Exercise objective — The lines to copy are those holding the string "Nombre" in the entries below.
# # #
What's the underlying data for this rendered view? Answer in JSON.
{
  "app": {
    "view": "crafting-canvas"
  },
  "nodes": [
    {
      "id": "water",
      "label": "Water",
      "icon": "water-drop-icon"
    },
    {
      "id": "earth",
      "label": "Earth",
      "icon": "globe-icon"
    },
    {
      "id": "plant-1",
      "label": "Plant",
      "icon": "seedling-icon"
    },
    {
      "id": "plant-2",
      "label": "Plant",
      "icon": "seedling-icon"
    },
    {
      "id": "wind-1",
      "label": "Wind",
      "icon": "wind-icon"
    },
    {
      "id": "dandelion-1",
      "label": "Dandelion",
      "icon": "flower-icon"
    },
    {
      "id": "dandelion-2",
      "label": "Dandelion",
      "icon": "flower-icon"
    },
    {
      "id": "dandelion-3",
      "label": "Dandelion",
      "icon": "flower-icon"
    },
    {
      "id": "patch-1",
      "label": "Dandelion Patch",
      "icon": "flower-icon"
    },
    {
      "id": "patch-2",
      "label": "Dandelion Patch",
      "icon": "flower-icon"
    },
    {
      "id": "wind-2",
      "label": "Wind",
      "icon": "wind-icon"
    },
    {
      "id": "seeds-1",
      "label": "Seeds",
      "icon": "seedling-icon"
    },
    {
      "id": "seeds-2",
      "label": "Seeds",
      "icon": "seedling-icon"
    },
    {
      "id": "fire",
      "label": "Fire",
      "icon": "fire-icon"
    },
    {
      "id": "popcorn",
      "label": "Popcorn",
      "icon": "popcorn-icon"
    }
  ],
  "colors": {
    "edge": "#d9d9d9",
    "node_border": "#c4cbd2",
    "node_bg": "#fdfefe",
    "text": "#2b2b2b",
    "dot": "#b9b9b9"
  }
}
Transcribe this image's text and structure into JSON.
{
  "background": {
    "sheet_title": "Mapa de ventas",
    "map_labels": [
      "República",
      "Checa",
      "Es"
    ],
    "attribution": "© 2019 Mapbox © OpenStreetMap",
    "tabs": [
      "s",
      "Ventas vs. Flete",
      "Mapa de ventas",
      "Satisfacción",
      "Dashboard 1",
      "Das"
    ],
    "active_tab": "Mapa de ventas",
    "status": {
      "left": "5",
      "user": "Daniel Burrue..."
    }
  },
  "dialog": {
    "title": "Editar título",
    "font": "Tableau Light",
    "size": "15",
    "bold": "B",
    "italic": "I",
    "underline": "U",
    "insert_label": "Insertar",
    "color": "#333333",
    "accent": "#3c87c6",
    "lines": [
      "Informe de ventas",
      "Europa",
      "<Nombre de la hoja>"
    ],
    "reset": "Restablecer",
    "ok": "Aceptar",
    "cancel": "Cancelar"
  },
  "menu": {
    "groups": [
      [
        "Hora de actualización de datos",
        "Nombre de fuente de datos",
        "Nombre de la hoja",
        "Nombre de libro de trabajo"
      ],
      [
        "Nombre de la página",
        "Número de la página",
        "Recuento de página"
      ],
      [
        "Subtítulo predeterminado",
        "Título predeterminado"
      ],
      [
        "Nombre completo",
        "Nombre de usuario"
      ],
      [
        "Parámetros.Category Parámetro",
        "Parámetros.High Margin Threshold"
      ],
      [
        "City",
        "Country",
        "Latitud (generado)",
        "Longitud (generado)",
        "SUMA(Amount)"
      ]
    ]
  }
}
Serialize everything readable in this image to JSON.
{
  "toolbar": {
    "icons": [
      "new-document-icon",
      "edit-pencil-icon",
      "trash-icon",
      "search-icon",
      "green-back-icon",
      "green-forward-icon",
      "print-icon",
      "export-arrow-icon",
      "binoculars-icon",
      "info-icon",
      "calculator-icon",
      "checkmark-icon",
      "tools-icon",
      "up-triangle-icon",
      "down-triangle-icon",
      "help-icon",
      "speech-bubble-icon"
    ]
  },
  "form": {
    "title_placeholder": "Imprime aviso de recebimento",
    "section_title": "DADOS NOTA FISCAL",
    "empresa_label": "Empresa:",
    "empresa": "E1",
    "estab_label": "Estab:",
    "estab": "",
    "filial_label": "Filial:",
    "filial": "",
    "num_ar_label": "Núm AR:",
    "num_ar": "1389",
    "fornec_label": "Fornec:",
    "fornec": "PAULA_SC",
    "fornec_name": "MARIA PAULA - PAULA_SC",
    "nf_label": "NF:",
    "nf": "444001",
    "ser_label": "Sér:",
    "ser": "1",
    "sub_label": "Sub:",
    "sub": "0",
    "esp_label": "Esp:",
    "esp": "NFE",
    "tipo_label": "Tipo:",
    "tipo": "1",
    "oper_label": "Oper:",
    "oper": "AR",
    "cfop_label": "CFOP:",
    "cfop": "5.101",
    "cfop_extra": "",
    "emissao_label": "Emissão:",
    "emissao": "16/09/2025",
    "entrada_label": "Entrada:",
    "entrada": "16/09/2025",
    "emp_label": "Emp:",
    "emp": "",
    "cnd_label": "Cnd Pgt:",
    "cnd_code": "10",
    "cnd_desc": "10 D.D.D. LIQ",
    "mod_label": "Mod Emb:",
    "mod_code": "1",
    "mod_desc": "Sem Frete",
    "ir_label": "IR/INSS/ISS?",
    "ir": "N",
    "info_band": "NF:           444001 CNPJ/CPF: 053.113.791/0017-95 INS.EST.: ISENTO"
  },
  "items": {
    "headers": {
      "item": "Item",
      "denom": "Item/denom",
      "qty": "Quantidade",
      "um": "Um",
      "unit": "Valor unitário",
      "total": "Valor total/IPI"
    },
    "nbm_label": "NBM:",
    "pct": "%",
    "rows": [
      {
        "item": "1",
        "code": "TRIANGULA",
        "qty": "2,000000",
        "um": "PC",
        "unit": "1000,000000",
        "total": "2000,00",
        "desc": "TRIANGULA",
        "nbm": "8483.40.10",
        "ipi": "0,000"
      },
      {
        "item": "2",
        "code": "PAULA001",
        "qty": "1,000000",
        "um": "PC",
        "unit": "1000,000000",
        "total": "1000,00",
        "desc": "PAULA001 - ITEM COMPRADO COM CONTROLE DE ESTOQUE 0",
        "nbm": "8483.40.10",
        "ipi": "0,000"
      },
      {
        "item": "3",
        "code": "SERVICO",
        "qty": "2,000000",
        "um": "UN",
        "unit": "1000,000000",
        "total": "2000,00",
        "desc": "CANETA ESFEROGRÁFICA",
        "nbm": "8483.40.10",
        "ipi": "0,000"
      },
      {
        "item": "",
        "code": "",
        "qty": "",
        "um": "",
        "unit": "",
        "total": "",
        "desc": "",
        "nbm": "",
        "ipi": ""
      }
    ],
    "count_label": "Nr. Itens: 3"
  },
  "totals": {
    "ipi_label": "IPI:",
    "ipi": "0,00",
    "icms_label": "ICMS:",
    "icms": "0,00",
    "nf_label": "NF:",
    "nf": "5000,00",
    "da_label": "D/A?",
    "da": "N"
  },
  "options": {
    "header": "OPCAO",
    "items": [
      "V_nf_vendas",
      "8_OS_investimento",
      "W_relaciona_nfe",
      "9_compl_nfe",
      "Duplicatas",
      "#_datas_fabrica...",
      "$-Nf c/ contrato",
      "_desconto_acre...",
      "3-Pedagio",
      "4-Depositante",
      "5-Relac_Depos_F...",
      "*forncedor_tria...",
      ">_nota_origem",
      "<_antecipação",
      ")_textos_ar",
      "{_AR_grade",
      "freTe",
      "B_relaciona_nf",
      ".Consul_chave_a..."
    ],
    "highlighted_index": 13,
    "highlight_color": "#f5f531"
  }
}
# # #
Written answer —
      "<Nombre de la hoja>"
        "Nombre de fuente de datos",
        "Nombre de la hoja",
        "Nombre de libro de trabajo"
        "Nombre de la página",
        "Nombre completo",
        "Nombre de usuario"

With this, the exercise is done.